What do you get when you mix two wet shavers together with a penchant to make a new scent, A Fougere! Not your ordinary Fougere though. I had an opportunity to work with Chad Irish on a completely new Fougere scent. Chad ordered a scent from my store that just wasn't for him. So I asked him what type of scent was it that he liked. What was it that really peaked his interests? Chad's reply to my dismay was "A good Fougere!"
Ok now I have to admit, I wasn't a Fougere person. I feel that everyone's nose is a little different than the next one. Now my nose has a tendency to like the fruits and not the greener notes that are in a Fougere. So I made a proposal to Chad, How about we make a Fougere, together!

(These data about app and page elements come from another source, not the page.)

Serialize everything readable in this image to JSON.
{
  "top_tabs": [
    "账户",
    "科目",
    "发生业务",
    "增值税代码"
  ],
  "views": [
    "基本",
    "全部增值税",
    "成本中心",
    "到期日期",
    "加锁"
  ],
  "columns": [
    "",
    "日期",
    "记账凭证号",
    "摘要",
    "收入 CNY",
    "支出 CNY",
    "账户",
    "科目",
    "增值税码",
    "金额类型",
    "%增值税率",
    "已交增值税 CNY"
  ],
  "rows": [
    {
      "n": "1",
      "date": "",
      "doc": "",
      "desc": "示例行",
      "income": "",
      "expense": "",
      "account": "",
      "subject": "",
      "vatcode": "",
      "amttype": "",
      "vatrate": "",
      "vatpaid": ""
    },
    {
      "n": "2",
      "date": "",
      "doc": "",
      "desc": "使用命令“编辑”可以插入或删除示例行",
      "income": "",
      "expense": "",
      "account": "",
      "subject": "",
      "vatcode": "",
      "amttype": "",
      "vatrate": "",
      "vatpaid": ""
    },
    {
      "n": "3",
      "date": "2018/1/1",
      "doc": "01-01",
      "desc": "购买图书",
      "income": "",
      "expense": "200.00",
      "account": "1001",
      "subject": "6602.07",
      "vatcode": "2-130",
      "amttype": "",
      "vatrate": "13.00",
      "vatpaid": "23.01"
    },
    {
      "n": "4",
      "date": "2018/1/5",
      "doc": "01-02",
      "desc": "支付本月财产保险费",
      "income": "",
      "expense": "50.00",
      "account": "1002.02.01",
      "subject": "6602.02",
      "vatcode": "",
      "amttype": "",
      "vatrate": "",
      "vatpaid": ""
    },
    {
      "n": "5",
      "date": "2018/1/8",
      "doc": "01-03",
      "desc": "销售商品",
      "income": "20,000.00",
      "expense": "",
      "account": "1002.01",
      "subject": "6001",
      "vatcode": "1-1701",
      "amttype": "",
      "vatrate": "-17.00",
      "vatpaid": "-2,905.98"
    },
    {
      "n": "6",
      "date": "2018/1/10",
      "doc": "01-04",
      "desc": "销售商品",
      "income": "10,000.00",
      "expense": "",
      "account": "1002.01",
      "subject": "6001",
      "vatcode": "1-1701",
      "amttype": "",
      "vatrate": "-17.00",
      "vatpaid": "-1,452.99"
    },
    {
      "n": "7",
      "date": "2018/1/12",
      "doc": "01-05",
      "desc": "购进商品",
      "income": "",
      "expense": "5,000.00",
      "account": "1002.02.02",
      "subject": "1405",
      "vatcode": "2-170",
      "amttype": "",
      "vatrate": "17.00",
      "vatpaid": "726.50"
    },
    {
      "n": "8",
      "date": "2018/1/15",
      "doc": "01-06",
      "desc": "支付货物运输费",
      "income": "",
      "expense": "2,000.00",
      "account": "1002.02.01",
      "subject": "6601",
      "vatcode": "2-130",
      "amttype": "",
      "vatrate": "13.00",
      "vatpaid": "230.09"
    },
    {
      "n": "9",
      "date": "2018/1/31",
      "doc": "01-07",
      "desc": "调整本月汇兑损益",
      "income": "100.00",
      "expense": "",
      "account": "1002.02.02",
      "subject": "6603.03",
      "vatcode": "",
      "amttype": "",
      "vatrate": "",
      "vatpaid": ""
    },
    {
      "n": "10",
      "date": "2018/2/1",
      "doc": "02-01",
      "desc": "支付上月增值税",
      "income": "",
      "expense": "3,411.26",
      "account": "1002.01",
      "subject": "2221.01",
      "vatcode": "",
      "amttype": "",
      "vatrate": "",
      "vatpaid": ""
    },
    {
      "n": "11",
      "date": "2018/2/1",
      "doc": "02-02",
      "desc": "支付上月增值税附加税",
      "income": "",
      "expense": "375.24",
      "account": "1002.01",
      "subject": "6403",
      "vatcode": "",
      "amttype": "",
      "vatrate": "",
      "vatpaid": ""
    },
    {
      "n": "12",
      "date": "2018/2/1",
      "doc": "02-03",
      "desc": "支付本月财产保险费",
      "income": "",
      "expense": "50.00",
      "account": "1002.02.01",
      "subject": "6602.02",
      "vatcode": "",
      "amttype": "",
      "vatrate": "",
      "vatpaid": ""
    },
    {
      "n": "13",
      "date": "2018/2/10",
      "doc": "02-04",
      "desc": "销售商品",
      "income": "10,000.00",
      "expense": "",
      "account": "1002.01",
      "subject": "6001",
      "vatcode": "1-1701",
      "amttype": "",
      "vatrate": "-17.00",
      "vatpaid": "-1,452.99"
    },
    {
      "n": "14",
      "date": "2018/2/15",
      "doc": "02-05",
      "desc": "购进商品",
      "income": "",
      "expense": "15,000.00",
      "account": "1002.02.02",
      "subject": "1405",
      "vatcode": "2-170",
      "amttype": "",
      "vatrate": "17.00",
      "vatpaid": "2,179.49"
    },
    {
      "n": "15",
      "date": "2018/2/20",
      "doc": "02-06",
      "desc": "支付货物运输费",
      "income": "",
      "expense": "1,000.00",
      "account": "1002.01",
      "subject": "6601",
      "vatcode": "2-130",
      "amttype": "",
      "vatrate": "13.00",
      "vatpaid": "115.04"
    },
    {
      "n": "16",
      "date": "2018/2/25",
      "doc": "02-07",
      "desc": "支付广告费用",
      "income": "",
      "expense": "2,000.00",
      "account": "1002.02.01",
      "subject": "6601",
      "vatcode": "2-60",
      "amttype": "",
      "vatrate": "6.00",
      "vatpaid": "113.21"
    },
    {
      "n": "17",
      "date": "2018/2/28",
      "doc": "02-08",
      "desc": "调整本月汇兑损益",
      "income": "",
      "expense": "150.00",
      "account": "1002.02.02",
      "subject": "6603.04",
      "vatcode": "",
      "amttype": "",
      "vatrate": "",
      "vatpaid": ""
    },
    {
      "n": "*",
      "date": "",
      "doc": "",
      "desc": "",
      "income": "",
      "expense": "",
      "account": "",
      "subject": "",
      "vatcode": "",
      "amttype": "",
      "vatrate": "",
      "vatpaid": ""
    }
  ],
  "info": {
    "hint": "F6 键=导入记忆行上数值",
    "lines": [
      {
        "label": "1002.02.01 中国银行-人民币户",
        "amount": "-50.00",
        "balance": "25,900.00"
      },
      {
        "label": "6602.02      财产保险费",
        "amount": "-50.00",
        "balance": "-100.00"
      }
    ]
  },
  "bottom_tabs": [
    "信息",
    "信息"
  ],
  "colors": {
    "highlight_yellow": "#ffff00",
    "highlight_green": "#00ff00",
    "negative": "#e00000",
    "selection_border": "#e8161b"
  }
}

Once I had a few options I would send the tester to Chad. He would live with the scent for a while then give me his feedback and opinions. I would take out the bad and replaced it with a better alternative. This was a slow process but a necessary one.Over the course of next few months, I found out what it was that Chad liked and disliked. Like mad scientists ( without the creepy lacky I must say) began the journey of Fougere discovery. The first attempt was ok but was too floral. It was really bordered on a feminine scent. So back to the drawing board.
We finally agreed on one that is different from the rest. The Profile is Scottish grasses surrounded by forests of Firs, touched with oakmoss and ferns. Then highlighted with delicate fields of lavender blooms.When first applied you smell the green earthy notes, which fade off to lighter scents of ferns and oakmoss that give way to Lavender. When you shave you'll pick up this blend as it fills the room with the warm scent. Then after your shave, treat yourself to a little splash. The scent of Philip's Fougere will stay with you long after you apply it.
Now I have to say that Chad Irish is a humble man. I wanted to honor his contribution to the scent. I offered to name it after him, He politely told me that he would like to name it after his Grandfather Philip. HE sent me a photo of his grandfather, which I, in turn, sent to my artist to have drawn. I asked that he be drawn as a suave, debonair man which she did to perfection. This is how Philip's Fougere came to be, I think you'll agree that it's been a great collaboration and dedication.